I’m sure most of you remember what it was like working in IT during the late 90s. The buzz of Y2K was everywhere. While some prepared for the end of the world and for planes to fall from the sky, software vendors and IT organizations worked tirelessly to ensure that come the new millennium, applications continued to properly calculate things like social security payments, insurance claims, and credit card bills. And this work began well in advance of January 1, 2000.
However, to my dismay, I still hear people make chiding remarks such as, “Well, that Y2K thing was never a problem.” While those who thought the world would end were certainly wrong, those who thought a 2-digit year-field would incorrectly process a 4-digit year were right.
It “wasn’t a problem” because IT leaders understood the problem and took action to prevent it from becoming a major issue. A bazillion lines of code were analyzed, modified and tested to make sure “00” for example, wasn’t processed as 1900 instead of 2000.
I was reminded of Y2K as I was reviewing results from a recent survey of CIOs. Vanson Bourne gathered data on their views of the imminent mainframe skills shortage and what steps were being taken to prepare for it. Not surprising, 71% of CIOs are worried about the shortage. What was surprising was that only 46% are doing something about it.
This begs the question, why was IT so proactive in preparing for Y2K, yet so many organizations seem to be waiting until half their zOS/COBOL/DB2/IMS-knowledgeable staff is gone before doing something?
There are certainly differences between the two issues that could provide some explanation:
- Y2K had a specific deadline. The oldest baby boomers, age 66 today, are just starting to retire and the trend will continue for the next 20 years or so. Maybe IT believes the drain will be slow enough that they’ll have time to respond.
- The approaching new millennium, and the “Y2K bug” had the world’s attention. Hence, businesses put enormous (some would argue too much) pressure on IT organizations to make sure application failures didn’t result in massive meltdowns of critical systems. Maybe there just isn’t enough pressure on IT from the executive level.

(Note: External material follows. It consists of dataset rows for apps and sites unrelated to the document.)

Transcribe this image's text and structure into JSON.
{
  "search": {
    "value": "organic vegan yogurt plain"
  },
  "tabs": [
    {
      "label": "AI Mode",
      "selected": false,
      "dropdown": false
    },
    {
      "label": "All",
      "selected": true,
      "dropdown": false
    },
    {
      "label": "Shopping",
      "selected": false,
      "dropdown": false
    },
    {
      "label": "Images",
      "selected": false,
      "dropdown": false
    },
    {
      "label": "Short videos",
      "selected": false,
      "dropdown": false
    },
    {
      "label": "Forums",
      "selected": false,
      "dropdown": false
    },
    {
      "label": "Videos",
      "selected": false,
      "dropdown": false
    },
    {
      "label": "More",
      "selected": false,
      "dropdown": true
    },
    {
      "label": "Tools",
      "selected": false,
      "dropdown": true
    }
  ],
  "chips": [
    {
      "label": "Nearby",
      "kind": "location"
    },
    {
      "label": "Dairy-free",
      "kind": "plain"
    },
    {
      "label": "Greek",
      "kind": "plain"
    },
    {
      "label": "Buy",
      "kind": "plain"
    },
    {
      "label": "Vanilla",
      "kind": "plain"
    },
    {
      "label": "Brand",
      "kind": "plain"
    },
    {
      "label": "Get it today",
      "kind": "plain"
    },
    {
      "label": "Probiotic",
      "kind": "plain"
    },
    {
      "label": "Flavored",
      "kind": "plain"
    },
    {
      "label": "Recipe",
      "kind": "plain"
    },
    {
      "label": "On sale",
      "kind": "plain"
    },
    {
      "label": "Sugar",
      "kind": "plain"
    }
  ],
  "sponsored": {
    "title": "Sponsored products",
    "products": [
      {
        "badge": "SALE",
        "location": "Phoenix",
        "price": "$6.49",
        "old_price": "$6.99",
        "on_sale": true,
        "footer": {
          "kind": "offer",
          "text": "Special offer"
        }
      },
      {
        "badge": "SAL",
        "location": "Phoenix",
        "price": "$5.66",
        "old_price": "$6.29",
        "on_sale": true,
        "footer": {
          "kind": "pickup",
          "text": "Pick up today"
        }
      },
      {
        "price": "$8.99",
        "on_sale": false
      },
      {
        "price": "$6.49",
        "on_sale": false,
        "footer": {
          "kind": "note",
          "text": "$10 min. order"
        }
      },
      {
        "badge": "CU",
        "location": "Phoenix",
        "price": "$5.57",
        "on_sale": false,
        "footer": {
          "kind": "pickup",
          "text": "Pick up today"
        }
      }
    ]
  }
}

- Budgets were very different. Analysts put the total cost spent on Y2K at $134 billion. That kind of money doesn’t just float around these days.
Here are some other factors that may be impacting the lack of planning:
- Other skills taking priority – Perhaps Recruiting departments are overwhelmed looking for expertise in areas such as virtualization, network administration and security.
- Taking workers for granted - Companies may believe that since many of their mainframe-savvy employees have worked for them for years, they’re likely to work past 65.
- Underestimating skill sets. Some IT Management may believe “parts are parts,” thinking they’ll just take a developer from here and put him/her over there.
- Underestimating the role of z/OS applications. In a recent conversation about the role of the mainframe with an industry analyst, he said, “There is a global misunderstanding of how computers work.”
- “If it ain’t broke” mentality. Perhaps businesses and their IT leaders simply think they should wait until something breaks.
While I don’t know what’s specifically causing some to not take action, I do know that mainframe applications are humming along, carrying the load of billions of transactions a day. And not having a plan in place to replace employees who have the knowledge to maintain, integrate and protect those applications seems especially risky. While the world won’t end and planes won’t (hopefully) fall from the sky, waiting until the problem is staring you in the face could mean missed delivery dates, poor service quality, and a huge increase in costs.
We’re lucky that the new millennium hit when the baby boomers were in full force. Can you image what we’d go through if the new millennium was going to hit in say, 2015? Take cover!